Compassionate release eligibility guidelines are often fraught with clinical flaws. To meet most guidelines, prisoners must have a predictable terminal prognosis, be expected to die quickly, and/or have health or functional status that substantially undermines the aforementioned justifications for incarceration. As such, compassionate release requires that physicians predict not only limited life expectancy, but functional decline as well. Prognosis is difficult to establish for conditions such as advanced liver, heart and lung disease, and dementia (28
) - increasingly common causes of death and disability in prisons.(30
) Moreover, for patients with more predictable prognoses such as cancer, functional trajectories are variable and unpredictable, often declining only in the last weeks of life.(33
Reliance on prognostication can create a “Catch 22”: if compassionate release is requested too late, an eligible prisoner will die before their petition is completed; too early and a terminally ill prisoner in good functional health can be released, live longer than expected, and perhaps pose a threat to society. Yet, requiring a predictable, time-limited prognosis (e.g., 6 months or less) excludes prisoners with severe, but not end-stage, dementia, persistent vegetative state, or end-stage organ disease (e.g., oxygen-dependent COPD). Some such patients may live for months to years, at great expense to criminal justice systems, incapable of posing harm, participating in rehabilitation, or, in the case of dementia, experiencing punishment. These flaws reflect a fundamental tension between the eligibility guidelines for compassionate release and people's actual disease trajectories.
Procedural barriers may also hamper medically-eligible persons from obtaining compassionate release and invite potential inequity. For instance, persons with profound cognitive incapacities (the majority of patients with advanced illness (28
)), could be incapable of completing a written petition. Prisoners also have the nation's lowest literacy rates,(36
) are frequently distanced from family or friends impeding access to social support to navigate the process,(37
) and many are not aware that early release programs exist.(4
) Yet, formal mechanisms to assign and guide a prisoner advocate have neither been universally accepted nor optimized. For example, for a terminally ill prisoner in California, the warden must enable the prisoner to designate an outside agent to act as an advocate.(12
) However, once an advocate is appointed, there are no formal guidelines to help the agent navigate the system. In states without formal advocates, (e.g., New York) implicit expectations have arisen that prison medical staff should advocate for such prisoners. This expectation is not formally codified and is infrequently operationalized.(13
) Another procedural barrier is time: while a few states, such as Vermont, have a “fast-track” option for imminently dying prisoners,(13

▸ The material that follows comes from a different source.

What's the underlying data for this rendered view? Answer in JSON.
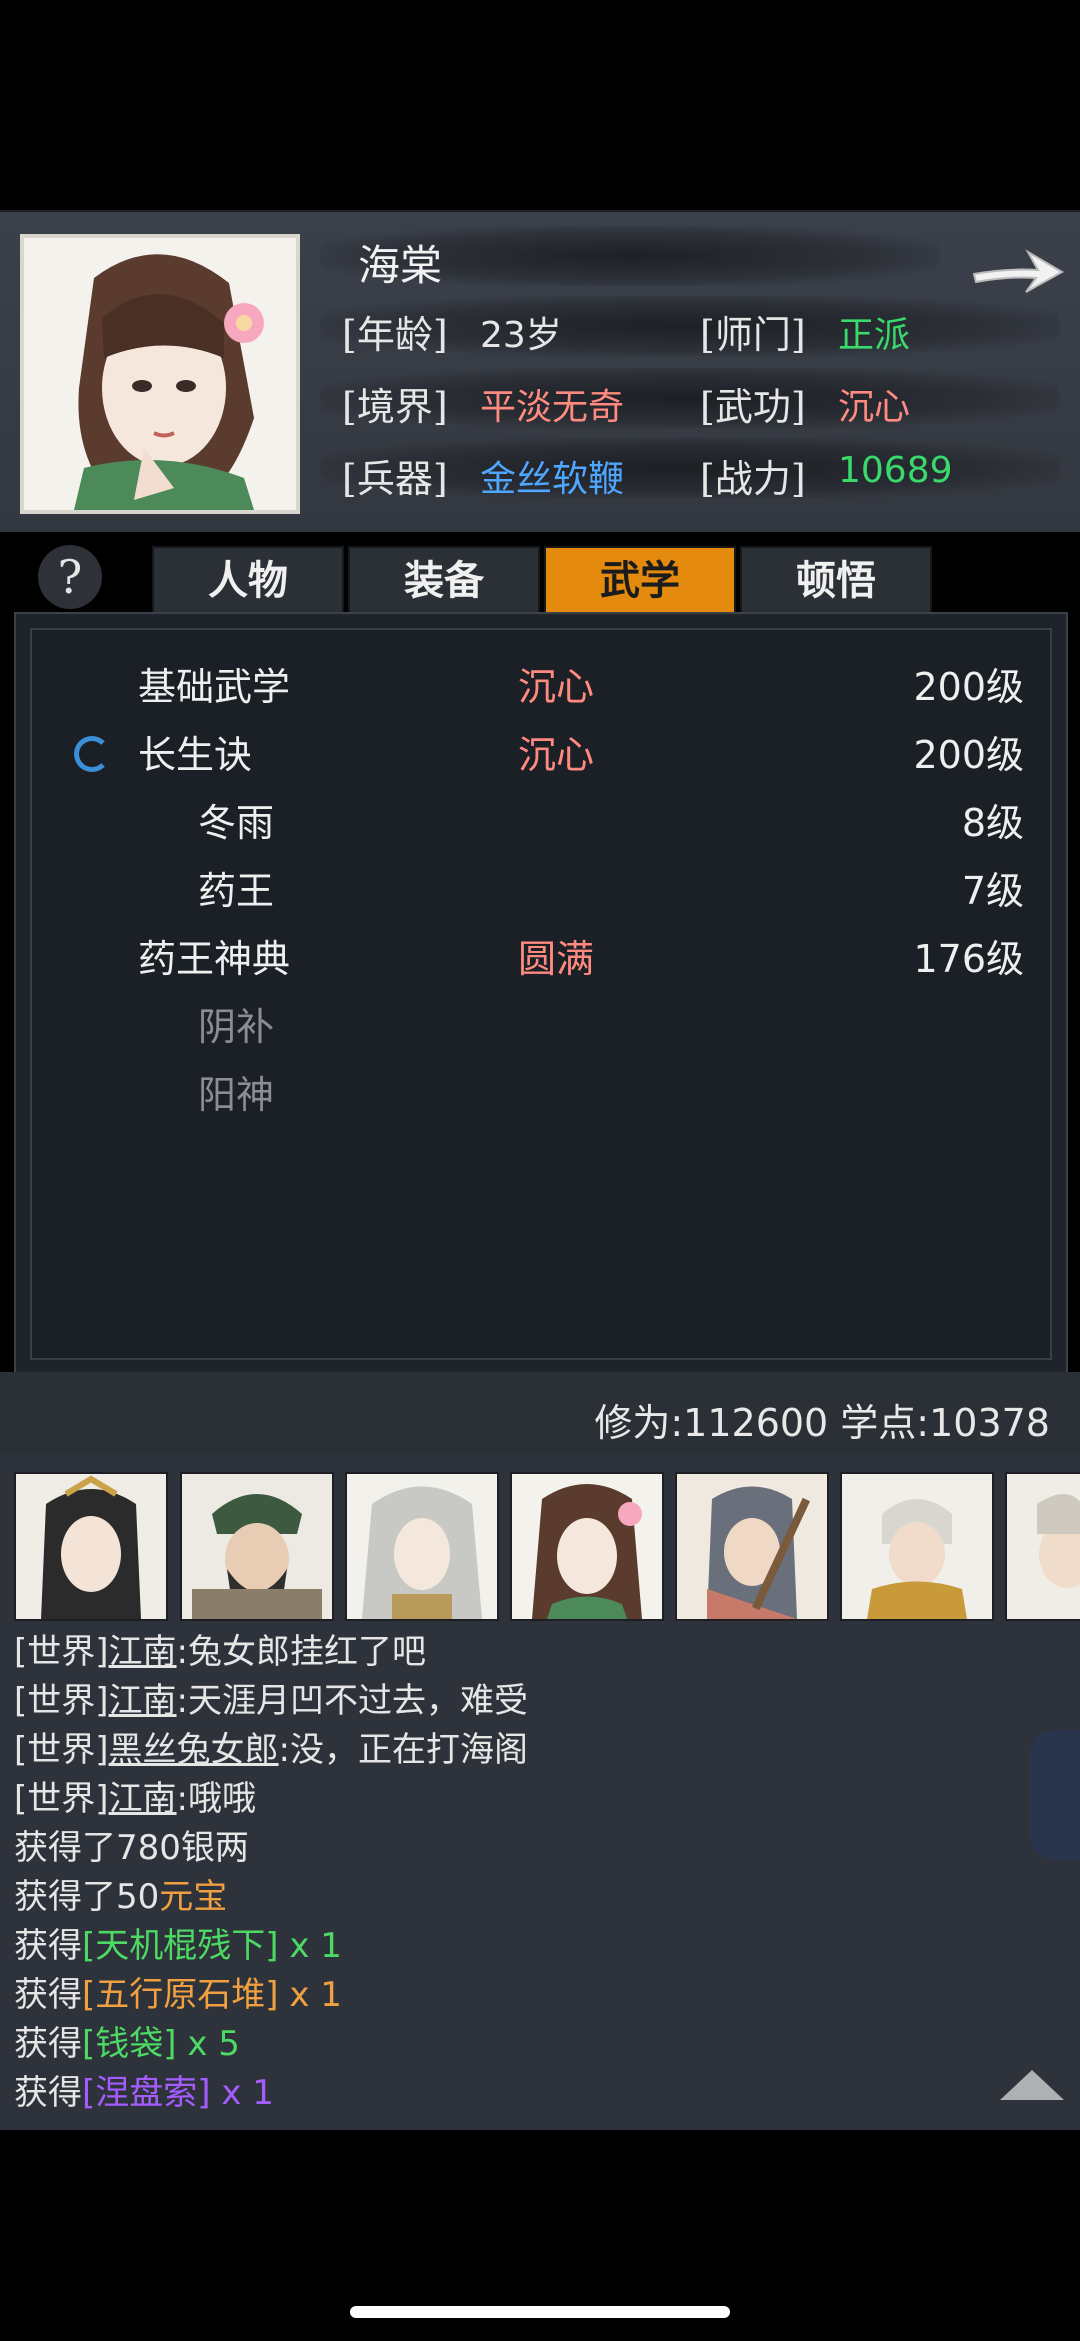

) for many prisoners the process may be too lengthy to achieve evaluation for release before death. While these procedural barriers do not relate directly to the clinician's role, they may act as functional barriers to a meaningful process and should be reformed along with medical eligibility criteria.